#### Recorded information
*** Begin section ***

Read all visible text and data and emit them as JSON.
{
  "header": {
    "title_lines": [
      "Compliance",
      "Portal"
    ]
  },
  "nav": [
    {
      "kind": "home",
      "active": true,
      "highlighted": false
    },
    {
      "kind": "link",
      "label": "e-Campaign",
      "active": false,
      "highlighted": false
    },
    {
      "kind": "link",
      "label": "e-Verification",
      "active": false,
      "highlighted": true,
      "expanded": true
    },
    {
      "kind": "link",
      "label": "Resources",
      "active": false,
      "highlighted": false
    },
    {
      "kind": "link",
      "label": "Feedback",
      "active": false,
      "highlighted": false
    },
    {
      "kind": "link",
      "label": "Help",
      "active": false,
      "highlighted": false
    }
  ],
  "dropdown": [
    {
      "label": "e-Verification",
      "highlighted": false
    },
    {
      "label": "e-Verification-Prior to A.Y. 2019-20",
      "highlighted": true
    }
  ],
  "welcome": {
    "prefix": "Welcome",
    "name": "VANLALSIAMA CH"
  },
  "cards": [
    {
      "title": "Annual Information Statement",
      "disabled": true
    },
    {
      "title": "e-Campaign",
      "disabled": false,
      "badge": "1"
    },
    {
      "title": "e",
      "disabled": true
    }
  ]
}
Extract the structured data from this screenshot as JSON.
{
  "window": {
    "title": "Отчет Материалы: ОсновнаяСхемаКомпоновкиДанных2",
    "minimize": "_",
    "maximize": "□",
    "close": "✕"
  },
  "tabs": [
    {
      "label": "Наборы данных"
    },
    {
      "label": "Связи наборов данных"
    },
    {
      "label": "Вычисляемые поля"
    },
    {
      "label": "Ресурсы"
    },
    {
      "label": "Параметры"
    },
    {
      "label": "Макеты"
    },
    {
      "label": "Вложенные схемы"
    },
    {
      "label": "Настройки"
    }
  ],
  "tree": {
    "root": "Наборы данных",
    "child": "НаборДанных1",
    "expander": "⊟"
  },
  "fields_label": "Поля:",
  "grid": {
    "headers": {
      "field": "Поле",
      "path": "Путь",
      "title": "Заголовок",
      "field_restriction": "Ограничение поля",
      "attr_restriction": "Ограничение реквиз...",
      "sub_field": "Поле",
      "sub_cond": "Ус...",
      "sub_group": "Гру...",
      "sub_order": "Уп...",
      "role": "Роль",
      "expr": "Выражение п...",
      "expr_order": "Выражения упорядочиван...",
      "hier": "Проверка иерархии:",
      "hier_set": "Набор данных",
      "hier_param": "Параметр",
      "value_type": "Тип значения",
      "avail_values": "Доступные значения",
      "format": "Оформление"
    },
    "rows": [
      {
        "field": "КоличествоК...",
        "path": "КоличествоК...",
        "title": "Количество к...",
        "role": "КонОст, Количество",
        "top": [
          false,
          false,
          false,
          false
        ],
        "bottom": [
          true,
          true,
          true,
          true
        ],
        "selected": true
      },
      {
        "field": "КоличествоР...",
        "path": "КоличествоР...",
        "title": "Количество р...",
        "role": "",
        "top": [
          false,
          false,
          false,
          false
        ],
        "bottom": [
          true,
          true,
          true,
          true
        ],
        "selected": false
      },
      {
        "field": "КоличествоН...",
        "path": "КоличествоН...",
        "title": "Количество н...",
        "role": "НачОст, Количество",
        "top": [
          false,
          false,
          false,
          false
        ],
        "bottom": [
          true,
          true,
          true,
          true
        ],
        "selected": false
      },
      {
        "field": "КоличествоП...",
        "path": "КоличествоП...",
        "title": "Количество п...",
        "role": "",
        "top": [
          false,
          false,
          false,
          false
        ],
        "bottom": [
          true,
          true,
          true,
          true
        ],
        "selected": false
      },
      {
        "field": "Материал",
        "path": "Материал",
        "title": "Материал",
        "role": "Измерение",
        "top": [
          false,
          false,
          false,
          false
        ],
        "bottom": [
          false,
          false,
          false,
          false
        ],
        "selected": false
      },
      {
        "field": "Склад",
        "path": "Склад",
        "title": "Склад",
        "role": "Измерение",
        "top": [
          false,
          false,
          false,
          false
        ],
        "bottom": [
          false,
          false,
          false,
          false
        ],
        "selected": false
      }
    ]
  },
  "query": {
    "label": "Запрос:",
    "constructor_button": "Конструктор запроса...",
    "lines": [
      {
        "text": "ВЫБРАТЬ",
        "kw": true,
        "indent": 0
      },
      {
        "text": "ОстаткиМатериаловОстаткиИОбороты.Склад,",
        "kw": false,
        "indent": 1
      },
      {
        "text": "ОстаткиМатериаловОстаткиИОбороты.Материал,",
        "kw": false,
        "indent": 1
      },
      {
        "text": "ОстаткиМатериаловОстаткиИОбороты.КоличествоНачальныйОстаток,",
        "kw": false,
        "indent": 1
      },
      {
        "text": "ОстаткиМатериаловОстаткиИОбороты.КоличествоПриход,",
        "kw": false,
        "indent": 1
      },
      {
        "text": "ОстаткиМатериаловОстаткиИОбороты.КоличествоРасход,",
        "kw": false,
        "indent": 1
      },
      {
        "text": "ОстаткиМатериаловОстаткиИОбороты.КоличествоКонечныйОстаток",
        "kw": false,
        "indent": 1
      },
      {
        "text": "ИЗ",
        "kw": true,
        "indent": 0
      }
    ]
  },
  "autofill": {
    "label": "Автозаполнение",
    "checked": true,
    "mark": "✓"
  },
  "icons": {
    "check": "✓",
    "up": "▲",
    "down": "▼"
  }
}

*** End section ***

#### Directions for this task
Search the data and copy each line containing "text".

#### Reply to the task
Read all visible text and data and emit them as JSON.
        "text": "ВЫБРАТЬ",
        "text": "ОстаткиМатериаловОстаткиИОбороты.Склад,",
        "text": "ОстаткиМатериаловОстаткиИОбороты.Материал,",
        "text": "ОстаткиМатериаловОстаткиИОбороты.КоличествоНачальныйОстаток,",
        "text": "ОстаткиМатериаловОстаткиИОбороты.КоличествоПриход,",
        "text": "ОстаткиМатериаловОстаткиИОбороты.КоличествоРасход,",
        "text": "ОстаткиМатериаловОстаткиИОбороты.КоличествоКонечныйОстаток",
        "text": "ИЗ",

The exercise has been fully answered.